You have toured in so many places in this world already, with your tour hitting Japan and Europe this spring, what are some of the activities you will be getting into during your time schedule outside of the shows themselves?
Dustin: I’ll probably working on more music and taking my time drinking tea with my friends. My favorite people time are when I’m there with them one on one having a lovely conversation.
Thanks for your time Dustin, we really hope you enjoy your travels and we hope the best for you on the release of your new record “Dreams Say, View, Create, Shadow Leads”. Take care and thanks again for your time, means so much!
Dustin Wong and Thrill Jockey will be releasing Dreams Say, View, Create, Shadow Leads in record stores on February 21, 2012. The CD version contains a 4 panel mini-LP gatefold package and the vinyl is just as stunning. 2012 is here and stellar music is already coming in left and right, can’t wait to hold this vinyl in my hands! Pre-order Dustin Wong’s newest full length Dreams Say, View, Create, Shadow Leads on Double LP and CD from Thrill Jockey Records.
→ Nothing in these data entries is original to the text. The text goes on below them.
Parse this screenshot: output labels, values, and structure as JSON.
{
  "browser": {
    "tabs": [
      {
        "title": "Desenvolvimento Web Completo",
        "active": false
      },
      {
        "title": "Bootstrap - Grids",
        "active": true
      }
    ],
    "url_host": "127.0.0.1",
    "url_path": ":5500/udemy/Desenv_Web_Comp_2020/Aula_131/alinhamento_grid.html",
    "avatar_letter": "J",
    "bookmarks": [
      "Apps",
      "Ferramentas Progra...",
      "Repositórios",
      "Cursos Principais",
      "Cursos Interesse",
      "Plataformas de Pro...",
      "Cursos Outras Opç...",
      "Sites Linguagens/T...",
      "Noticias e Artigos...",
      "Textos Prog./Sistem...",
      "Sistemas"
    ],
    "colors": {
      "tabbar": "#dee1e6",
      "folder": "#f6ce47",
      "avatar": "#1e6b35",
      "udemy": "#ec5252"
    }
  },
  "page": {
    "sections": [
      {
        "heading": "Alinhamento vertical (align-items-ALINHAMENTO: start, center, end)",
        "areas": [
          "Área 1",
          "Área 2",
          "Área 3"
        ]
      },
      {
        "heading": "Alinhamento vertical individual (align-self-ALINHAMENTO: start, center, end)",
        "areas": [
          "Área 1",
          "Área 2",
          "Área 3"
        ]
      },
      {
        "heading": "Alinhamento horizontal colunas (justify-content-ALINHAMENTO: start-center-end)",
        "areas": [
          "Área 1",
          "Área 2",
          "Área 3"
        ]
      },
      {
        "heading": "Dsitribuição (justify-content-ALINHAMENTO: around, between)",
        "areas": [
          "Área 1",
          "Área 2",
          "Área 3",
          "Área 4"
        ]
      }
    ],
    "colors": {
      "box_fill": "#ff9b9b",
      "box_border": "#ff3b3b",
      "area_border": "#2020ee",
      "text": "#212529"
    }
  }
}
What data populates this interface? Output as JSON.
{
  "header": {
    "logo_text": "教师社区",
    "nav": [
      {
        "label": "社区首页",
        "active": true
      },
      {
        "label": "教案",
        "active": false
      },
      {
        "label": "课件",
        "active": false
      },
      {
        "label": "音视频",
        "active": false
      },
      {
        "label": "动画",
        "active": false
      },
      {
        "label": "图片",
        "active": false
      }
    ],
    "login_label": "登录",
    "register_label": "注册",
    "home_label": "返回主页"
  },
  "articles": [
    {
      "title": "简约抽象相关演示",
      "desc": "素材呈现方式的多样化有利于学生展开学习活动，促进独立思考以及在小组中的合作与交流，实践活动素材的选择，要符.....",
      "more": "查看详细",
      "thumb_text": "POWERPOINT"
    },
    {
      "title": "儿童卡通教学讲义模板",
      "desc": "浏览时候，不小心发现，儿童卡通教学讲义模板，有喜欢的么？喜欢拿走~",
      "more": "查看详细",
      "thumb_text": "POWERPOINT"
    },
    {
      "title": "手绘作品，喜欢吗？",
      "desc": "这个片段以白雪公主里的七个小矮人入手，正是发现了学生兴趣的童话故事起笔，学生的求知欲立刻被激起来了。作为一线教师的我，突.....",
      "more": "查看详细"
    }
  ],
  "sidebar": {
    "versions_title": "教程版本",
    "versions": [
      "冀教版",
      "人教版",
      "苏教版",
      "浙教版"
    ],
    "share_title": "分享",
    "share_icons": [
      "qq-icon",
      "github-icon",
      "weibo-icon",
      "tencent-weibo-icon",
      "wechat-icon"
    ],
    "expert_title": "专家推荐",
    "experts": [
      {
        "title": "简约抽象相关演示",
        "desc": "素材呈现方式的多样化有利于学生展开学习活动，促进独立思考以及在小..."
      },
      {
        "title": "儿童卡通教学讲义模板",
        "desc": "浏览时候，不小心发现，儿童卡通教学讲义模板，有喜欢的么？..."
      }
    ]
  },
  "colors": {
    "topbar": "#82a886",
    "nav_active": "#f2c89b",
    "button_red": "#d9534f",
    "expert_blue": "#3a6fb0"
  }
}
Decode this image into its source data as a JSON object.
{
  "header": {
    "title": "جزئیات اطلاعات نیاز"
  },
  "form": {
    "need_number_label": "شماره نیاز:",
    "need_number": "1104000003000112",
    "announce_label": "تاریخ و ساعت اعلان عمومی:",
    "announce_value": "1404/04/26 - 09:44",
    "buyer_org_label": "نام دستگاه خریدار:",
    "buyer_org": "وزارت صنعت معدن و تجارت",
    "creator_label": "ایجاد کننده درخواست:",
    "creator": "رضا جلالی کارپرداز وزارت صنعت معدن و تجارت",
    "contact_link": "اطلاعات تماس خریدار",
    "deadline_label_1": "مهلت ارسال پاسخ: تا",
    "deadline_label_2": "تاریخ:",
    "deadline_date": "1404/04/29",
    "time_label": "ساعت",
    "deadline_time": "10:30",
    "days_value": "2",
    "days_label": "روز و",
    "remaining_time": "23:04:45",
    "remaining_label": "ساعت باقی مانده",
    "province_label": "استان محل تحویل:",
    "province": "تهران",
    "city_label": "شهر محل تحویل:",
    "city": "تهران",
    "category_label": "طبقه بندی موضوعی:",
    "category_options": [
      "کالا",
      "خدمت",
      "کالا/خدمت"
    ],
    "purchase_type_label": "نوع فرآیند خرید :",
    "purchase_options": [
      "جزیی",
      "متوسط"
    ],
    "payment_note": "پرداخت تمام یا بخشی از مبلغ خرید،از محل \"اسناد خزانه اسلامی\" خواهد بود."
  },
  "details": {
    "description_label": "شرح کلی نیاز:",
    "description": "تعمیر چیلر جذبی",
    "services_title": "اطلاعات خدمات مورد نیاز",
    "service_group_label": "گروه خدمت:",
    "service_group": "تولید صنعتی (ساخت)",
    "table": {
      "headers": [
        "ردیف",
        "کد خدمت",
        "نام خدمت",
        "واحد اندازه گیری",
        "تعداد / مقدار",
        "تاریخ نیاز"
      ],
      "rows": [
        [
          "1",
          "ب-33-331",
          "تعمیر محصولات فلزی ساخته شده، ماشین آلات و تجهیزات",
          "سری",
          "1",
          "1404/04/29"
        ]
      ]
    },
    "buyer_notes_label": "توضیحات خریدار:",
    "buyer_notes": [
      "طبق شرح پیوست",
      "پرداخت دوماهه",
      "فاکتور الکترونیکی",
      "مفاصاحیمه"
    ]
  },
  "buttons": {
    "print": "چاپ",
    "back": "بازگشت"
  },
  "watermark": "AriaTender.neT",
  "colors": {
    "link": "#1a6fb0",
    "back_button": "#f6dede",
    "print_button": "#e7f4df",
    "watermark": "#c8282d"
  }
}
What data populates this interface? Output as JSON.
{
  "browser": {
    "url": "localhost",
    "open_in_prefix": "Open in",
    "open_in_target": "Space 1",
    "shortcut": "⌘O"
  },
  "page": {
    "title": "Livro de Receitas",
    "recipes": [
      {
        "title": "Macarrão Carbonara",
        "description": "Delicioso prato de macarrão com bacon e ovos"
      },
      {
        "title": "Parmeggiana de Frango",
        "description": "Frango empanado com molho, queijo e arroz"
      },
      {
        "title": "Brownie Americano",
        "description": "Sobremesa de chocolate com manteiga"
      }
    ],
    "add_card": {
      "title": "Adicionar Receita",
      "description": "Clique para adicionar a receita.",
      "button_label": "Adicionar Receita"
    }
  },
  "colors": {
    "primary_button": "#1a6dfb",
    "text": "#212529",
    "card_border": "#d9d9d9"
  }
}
Now for that video we promised in the beginning of this article for Dustin Wong’s ‘Diagonally Talking Echo’ off Dreams Say, View, Create, Shadow Leads.‘Diagonally Talking Echo’ by Dustin Wong